Rachel Dunham, an Australian playwright, lyricist and star of "Oprahfication," a one-woman musical homage to America's most famous television host hopes her one-woman show will be seen as fodder for a "full-fledged musical with a cast of thousands -- just to give me a break off the stage, really." Her show was developed in Australia, but being chosen by NYMF in NYC, the "mecca" of musical theater, confers an international credibility on her production, she said.

"There is a surprising amount of politically themed material," in this year's offerings, which may help gain converts of folks who tend to cringe when they hear the words "musical theater," noted Markley.

Indeed: "Clinton" follows two Bill Clintons and Hillary trying to save the presidency. "Madame Infamy" finds common threads in the sagas of Marie Antoinette and Sally Hemmings. "Mother Jones and the Children's Crusade," tells the story of the Irish American activist who led a march of children from Pennsylvania to President Theodore Roosevelt's Long Island home in 1903 in an attempt to get him to outlaw child labor. They were not successful: "He said it was a state rights issue," said Michelle Tattenbaum, the director of the play, who lives in Prospect Heights.

Musical theater is typecast as escapist entertainment, but it is grappling with important social issues with increasing frequency, said Tattenbaum, who described our current state of affairs as a "second gilded age."

"There's this incredible pessimism in the culture right now because we think the rich have and control everything. But the crazy thing about this play is: Children don't work in factories anymore. They did achieve their goal -- just not in 1903. The message of the show is you have to keep fighting for change you believe in."

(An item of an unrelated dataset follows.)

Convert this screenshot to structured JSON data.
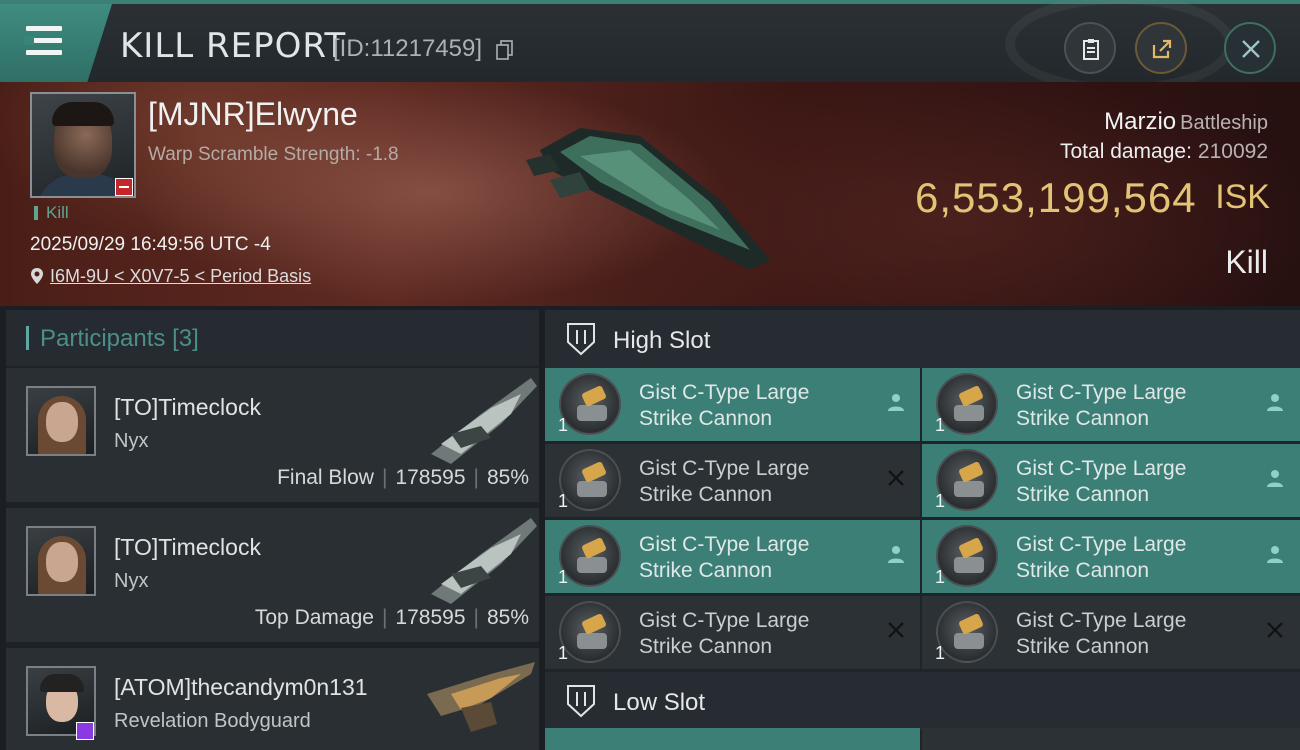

The festival employs more than 1,000 people, but many, Tattenbaum, acknowledged, toil as a labor of love. "It's not a living wage, which is funny, when you're doing a show about textile workers not getting paid a living wage," but, she added happily, "at least we're making art about it!"